### AVAILABLE DATA
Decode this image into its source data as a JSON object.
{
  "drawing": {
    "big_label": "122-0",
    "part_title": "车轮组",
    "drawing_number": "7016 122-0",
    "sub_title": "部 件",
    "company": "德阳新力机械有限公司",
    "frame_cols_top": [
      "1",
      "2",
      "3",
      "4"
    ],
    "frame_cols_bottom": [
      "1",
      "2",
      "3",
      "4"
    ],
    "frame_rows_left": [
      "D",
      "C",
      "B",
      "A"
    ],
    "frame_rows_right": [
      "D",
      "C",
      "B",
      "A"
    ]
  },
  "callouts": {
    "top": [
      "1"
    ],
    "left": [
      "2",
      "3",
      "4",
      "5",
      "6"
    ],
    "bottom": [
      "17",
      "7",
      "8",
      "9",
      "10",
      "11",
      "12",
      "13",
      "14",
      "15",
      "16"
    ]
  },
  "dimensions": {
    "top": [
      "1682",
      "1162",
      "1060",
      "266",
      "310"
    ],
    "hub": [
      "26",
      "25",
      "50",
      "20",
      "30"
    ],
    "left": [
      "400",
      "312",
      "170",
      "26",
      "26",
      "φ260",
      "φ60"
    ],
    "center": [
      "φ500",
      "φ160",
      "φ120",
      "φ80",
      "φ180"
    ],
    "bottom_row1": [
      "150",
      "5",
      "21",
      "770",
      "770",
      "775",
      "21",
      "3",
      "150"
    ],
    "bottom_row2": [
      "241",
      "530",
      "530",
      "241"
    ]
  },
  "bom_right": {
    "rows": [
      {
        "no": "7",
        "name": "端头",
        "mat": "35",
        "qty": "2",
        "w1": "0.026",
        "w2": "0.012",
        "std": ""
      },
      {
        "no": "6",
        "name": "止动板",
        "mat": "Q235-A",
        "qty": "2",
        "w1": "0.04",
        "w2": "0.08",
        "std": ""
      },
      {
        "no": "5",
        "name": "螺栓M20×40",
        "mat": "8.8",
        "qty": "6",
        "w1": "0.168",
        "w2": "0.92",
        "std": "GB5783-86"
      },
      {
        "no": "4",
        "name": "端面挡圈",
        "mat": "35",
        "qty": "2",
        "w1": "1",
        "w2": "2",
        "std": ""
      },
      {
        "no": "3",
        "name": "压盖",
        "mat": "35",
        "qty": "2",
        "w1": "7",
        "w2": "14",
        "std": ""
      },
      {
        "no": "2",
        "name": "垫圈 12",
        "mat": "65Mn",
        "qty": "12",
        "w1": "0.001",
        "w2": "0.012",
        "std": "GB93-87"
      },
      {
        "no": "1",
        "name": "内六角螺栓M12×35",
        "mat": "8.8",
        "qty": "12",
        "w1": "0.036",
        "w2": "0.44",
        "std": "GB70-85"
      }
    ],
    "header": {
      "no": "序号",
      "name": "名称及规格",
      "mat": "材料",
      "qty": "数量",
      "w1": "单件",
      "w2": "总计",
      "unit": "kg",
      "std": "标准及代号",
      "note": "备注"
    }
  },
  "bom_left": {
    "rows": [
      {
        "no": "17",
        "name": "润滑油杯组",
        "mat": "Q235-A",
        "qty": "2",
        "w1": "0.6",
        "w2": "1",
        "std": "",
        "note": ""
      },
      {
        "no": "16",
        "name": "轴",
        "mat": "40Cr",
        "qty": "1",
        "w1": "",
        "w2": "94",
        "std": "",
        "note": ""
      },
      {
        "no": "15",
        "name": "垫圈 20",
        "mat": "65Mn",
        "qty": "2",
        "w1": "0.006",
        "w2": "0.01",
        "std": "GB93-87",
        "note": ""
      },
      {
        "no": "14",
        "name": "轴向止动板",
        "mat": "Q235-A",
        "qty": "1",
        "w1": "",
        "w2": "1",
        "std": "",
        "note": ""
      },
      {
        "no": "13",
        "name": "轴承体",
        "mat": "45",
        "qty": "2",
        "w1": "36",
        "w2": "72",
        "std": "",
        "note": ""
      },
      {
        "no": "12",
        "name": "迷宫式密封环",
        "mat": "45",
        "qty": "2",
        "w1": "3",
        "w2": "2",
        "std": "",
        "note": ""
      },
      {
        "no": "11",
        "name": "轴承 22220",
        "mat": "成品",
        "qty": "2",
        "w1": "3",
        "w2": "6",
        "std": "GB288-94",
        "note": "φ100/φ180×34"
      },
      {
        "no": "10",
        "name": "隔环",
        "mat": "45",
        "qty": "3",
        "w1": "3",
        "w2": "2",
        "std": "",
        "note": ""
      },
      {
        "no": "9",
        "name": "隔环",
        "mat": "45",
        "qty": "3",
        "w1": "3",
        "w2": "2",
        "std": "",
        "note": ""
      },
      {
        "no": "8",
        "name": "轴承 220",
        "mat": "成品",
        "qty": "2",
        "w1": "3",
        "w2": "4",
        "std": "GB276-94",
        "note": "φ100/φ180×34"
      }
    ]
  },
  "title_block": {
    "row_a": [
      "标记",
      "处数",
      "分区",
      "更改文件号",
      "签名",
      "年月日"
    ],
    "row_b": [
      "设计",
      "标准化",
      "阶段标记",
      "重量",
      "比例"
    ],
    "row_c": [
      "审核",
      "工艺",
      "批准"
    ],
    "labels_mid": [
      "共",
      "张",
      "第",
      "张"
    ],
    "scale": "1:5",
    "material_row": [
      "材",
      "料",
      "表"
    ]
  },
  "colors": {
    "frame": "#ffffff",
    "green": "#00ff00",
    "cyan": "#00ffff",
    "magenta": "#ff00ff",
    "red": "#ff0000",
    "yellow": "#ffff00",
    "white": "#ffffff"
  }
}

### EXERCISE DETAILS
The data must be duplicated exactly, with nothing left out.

### SOLUTION TO THIS EXERCISE
Decode this image into its source data as a JSON object.
{
  "drawing": {
    "big_label": "122-0",
    "part_title": "车轮组",
    "drawing_number": "7016 122-0",
    "sub_title": "部 件",
    "company": "德阳新力机械有限公司",
    "frame_cols_top": [
      "1",
      "2",
      "3",
      "4"
    ],
    "frame_cols_bottom": [
      "1",
      "2",
      "3",
      "4"
    ],
    "frame_rows_left": [
      "D",
      "C",
      "B",
      "A"
    ],
    "frame_rows_right": [
      "D",
      "C",
      "B",
      "A"
    ]
  },
  "callouts": {
    "top": [
      "1"
    ],
    "left": [
      "2",
      "3",
      "4",
      "5",
      "6"
    ],
    "bottom": [
      "17",
      "7",
      "8",
      "9",
      "10",
      "11",
      "12",
      "13",
      "14",
      "15",
      "16"
    ]
  },
  "dimensions": {
    "top": [
      "1682",
      "1162",
      "1060",
      "266",
      "310"
    ],
    "hub": [
      "26",
      "25",
      "50",
      "20",
      "30"
    ],
    "left": [
      "400",
      "312",
      "170",
      "26",
      "26",
      "φ260",
      "φ60"
    ],
    "center": [
      "φ500",
      "φ160",
      "φ120",
      "φ80",
      "φ180"
    ],
    "bottom_row1": [
      "150",
      "5",
      "21",
      "770",
      "770",
      "775",
      "21",
      "3",
      "150"
    ],
    "bottom_row2": [
      "241",
      "530",
      "530",
      "241"
    ]
  },
  "bom_right": {
    "rows": [
      {
        "no": "7",
        "name": "端头",
        "mat": "35",
        "qty": "2",
        "w1": "0.026",
        "w2": "0.012",
        "std": ""
      },
      {
        "no": "6",
        "name": "止动板",
        "mat": "Q235-A",
        "qty": "2",
        "w1": "0.04",
        "w2": "0.08",
        "std": ""
      },
      {
        "no": "5",
        "name": "螺栓M20×40",
        "mat": "8.8",
        "qty": "6",
        "w1": "0.168",
        "w2": "0.92",
        "std": "GB5783-86"
      },
      {
        "no": "4",
        "name": "端面挡圈",
        "mat": "35",
        "qty": "2",
        "w1": "1",
        "w2": "2",
        "std": ""
      },
      {
        "no": "3",
        "name": "压盖",
        "mat": "35",
        "qty": "2",
        "w1": "7",
        "w2": "14",
        "std": ""
      },
      {
        "no": "2",
        "name": "垫圈 12",
        "mat": "65Mn",
        "qty": "12",
        "w1": "0.001",
        "w2": "0.012",
        "std": "GB93-87"
      },
      {
        "no": "1",
        "name": "内六角螺栓M12×35",
        "mat": "8.8",
        "qty": "12",
        "w1": "0.036",
        "w2": "0.44",
        "std": "GB70-85"
      }
    ],
    "header": {
      "no": "序号",
      "name": "名称及规格",
      "mat": "材料",
      "qty": "数量",
      "w1": "单件",
      "w2": "总计",
      "unit": "kg",
      "std": "标准及代号",
      "note": "备注"
    }
  },
  "bom_left": {
    "rows": [
      {
        "no": "17",
        "name": "润滑油杯组",
        "mat": "Q235-A",
        "qty": "2",
        "w1": "0.6",
        "w2": "1",
        "std": "",
        "note": ""
      },
      {
        "no": "16",
        "name": "轴",
        "mat": "40Cr",
        "qty": "1",
        "w1": "",
        "w2": "94",
        "std": "",
        "note": ""
      },
      {
        "no": "15",
        "name": "垫圈 20",
        "mat": "65Mn",
        "qty": "2",
        "w1": "0.006",
        "w2": "0.01",
        "std": "GB93-87",
        "note": ""
      },
      {
        "no": "14",
        "name": "轴向止动板",
        "mat": "Q235-A",
        "qty": "1",
        "w1": "",
        "w2": "1",
        "std": "",
        "note": ""
      },
      {
        "no": "13",
        "name": "轴承体",
        "mat": "45",
        "qty": "2",
        "w1": "36",
        "w2": "72",
        "std": "",
        "note": ""
      },
      {
        "no": "12",
        "name": "迷宫式密封环",
        "mat": "45",
        "qty": "2",
        "w1": "3",
        "w2": "2",
        "std": "",
        "note": ""
      },
      {
        "no": "11",
        "name": "轴承 22220",
        "mat": "成品",
        "qty": "2",
        "w1": "3",
        "w2": "6",
        "std": "GB288-94",
        "note": "φ100/φ180×34"
      },
      {
        "no": "10",
        "name": "隔环",
        "mat": "45",
        "qty": "3",
        "w1": "3",
        "w2": "2",
        "std": "",
        "note": ""
      },
      {
        "no": "9",
        "name": "隔环",
        "mat": "45",
        "qty": "3",
        "w1": "3",
        "w2": "2",
        "std": "",
        "note": ""
      },
      {
        "no": "8",
        "name": "轴承 220",
        "mat": "成品",
        "qty": "2",
        "w1": "3",
        "w2": "4",
        "std": "GB276-94",
        "note": "φ100/φ180×34"
      }
    ]
  },
  "title_block": {
    "row_a": [
      "标记",
      "处数",
      "分区",
      "更改文件号",
      "签名",
      "年月日"
    ],
    "row_b": [
      "设计",
      "标准化",
      "阶段标记",
      "重量",
      "比例"
    ],
    "row_c": [
      "审核",
      "工艺",
      "批准"
    ],
    "labels_mid": [
      "共",
      "张",
      "第",
      "张"
    ],
    "scale": "1:5",
    "material_row": [
      "材",
      "料",
      "表"
    ]
  },
  "colors": {
    "frame": "#ffffff",
    "green": "#00ff00",
    "cyan": "#00ffff",
    "magenta": "#ff00ff",
    "red": "#ff0000",
    "yellow": "#ffff00",
    "white": "#ffffff"
  }
}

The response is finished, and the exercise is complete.